Why Study Art History?

The success of a work of art is often judged by the numbers of layers of meaning which allows us to give a variety of interpretations to the work. Certainly, when a person views a work of art a dialogue begins between the viewer and the work of art and the layers of meaning are revealed, at least, revealed to the enquiring mind.

As Janson suggests, one should avoid using the cliched expression "I don't know anything about art but I know what I like". What the person is really saying is not "I know what I like" but "I like what I know".  As with many things in life, your enjoyment of art is closely tied in with your knowledge of it.  Once you are aware of the tools of knowledge we use in Art History, then you can use these tools to interpret, have a dialogue with, an unfamiliar work of art.

The basic tools with which we will work when considering a work of art include such things as form, line, colour, composition, light, iconography, iconology, historical and social setting.  These tools will help us interpret the "language" of the painting.

Taking a painting to bits, if you like, and considering it under different headings, considering different aspects of the work, does not, as some would say, destroy  or take away from the enchantment of the view. Rather, it will give an added depth to your appreciation.

It is similar to the study of a poem. Taking a poem apart, studying it under headings such as rhyme, rhythm, symbolism, alliteration, etc, is like taking a watch to bits, seeing how all the small pieces fit together to form the complete watch. By understanding more of its workings you are in a position to fully appreciate the beauty of the object as a whole.

What you are doing is taking to bits the watch, the painting, or the poem, looking at each bit separately and then putting all the bits back together, but putting them back with an enlightened view on how the bits all fit together to form something aesthetically pleasing and/or with a philosophical, political or spiritual message.

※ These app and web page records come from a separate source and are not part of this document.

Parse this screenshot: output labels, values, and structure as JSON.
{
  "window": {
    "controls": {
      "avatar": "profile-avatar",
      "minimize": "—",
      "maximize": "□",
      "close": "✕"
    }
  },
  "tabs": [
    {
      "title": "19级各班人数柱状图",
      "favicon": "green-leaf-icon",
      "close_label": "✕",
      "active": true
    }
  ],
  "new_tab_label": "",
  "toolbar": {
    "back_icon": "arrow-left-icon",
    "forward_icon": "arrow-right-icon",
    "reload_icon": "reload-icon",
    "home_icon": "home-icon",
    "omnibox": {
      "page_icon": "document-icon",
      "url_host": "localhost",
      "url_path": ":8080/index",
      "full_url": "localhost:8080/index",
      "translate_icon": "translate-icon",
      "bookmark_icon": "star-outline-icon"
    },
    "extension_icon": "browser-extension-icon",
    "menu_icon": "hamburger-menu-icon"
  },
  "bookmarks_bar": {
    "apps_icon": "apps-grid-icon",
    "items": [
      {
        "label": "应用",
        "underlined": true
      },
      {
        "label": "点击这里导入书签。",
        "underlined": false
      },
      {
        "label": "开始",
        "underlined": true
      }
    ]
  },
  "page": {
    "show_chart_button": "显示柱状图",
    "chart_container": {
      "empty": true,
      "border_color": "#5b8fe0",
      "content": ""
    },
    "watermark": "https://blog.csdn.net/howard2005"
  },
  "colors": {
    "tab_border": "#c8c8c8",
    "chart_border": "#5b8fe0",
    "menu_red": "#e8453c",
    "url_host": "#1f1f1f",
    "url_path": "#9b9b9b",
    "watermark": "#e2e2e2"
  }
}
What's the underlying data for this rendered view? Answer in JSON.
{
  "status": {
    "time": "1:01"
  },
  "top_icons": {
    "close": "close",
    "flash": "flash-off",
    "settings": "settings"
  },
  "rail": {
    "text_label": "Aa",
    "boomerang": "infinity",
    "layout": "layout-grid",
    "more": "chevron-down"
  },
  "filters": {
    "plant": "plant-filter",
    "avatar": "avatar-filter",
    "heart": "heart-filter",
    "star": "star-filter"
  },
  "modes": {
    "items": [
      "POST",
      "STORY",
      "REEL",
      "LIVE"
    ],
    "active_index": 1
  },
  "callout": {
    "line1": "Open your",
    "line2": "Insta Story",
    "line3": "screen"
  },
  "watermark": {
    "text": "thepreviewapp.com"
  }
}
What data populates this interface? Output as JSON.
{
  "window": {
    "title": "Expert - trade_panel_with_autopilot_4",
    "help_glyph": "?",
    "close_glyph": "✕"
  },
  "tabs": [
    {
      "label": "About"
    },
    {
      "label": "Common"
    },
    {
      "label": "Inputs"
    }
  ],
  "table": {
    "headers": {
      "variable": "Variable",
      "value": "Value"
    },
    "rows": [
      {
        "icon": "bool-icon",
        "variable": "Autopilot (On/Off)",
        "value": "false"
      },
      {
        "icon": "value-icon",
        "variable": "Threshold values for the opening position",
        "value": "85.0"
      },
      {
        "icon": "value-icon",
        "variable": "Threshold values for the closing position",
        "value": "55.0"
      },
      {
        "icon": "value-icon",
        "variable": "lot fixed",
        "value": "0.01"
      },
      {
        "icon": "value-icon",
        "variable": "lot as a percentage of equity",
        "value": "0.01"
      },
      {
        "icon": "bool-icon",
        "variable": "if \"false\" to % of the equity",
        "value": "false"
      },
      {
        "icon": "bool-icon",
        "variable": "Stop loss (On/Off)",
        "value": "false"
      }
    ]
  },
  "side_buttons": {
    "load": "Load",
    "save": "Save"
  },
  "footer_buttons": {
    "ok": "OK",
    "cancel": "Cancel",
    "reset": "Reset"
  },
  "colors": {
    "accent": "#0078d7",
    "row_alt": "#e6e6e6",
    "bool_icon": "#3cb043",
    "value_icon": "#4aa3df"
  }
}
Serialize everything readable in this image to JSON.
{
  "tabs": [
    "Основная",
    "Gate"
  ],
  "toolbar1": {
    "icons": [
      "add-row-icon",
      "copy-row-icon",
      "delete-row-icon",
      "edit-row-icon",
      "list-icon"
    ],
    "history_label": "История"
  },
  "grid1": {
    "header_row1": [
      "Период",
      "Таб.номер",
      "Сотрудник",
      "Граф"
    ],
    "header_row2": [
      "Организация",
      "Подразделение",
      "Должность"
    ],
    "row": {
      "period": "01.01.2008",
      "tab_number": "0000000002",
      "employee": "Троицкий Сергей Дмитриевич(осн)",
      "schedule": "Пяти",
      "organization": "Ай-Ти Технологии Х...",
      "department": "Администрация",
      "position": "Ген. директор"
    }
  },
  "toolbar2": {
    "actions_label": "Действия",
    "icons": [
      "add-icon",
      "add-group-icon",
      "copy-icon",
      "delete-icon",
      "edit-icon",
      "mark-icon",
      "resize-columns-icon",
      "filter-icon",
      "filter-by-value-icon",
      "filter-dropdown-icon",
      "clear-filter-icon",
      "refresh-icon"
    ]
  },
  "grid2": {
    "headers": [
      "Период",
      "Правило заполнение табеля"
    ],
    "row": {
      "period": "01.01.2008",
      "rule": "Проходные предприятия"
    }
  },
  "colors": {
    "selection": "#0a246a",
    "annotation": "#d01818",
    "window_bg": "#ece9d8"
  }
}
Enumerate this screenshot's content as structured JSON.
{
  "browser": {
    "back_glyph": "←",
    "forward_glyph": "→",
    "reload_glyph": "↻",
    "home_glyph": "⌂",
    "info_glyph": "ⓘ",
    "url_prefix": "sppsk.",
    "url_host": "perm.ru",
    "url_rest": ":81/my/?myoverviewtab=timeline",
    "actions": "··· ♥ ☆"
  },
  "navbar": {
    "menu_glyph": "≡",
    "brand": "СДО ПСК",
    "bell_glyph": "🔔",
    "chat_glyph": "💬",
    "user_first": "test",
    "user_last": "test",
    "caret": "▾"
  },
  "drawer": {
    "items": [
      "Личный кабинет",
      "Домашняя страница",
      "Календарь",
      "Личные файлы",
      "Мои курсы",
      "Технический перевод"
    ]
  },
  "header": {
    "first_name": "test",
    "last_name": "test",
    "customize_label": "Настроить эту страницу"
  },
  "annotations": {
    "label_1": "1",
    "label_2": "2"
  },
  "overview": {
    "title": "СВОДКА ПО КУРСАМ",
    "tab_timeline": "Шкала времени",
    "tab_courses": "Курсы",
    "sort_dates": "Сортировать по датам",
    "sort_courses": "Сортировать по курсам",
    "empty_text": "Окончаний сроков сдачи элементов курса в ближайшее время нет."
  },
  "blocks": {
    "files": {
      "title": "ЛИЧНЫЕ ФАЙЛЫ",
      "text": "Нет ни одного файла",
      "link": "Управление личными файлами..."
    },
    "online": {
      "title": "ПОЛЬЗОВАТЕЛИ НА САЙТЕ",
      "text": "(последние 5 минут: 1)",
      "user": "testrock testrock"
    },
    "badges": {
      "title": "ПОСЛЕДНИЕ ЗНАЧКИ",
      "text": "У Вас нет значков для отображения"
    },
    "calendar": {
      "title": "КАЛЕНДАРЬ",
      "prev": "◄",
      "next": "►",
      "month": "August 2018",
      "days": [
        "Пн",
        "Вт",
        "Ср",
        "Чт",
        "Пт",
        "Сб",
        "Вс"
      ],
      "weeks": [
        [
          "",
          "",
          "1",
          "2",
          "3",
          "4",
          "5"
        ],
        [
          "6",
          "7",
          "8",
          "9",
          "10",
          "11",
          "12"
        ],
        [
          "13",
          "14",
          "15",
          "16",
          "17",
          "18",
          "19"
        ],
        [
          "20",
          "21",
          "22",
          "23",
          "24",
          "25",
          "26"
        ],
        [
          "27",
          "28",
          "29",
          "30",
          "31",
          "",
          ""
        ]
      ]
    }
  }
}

Some bits may even be concealed from direct view such as the under-painting say of the Impressionists.  But once you know the type of under-painting used you can then appreciate surface light and colour in a much more intelligent and enlightened way.

This brings in the term style which in art historical terms means the distinguishing features of the line, the form, the colour , the tone, which help us see the style of a particular artist or period.  It is the style of a particular work which enables art historians to determine, by comparison and analysis, the period to which a work belongs.  It is this that will help us differentiate the Egyptian style from the Roman or Greek style.  We then can break the analysis down further into, say, provincial characteristics and schools such as the Florentine School or the Venetian School.

Then again it will be broken down into individual artists within the period and then sub-divided again into different periods of the artist's own development.  We talk, for example, of Picasso's Blue Period, and so on.

After studying art history, you should be at least asking yourself, even if not answering, the following questions about a work of art (never underestimate the importance of asking the right questions!): What is the content?  What is the work about?  What is the subject-matter?  Is the composition conveyed to us largely by line, or by tone?  How does the artist form volume?  Can we, by looking at the style of the work, estimate an approximate date of composition?  Can we see any influences from previous periods? If the work is abstract, can we see where the artist has drawn his inspiration?  Could it be the play of light on the sand, on leaves?  Or could he have taken his inspiration from examples of primitive art?

Art history opens your eyes to the world with which you are surrounded.  You will be more aware of the landscape in New Zealand, the changing light, juxtaposition of colours and times of the day.  You will be more able to "read the landscape" of a face or body.  You will also be better equipped to take on garden architecture, interior design or, of course, painting and sculpture.  You will see life and passion in architectural and artistic masterpieces and use this passion and expression of others to enhance your knowledge 0f the past and your appreciation of the present.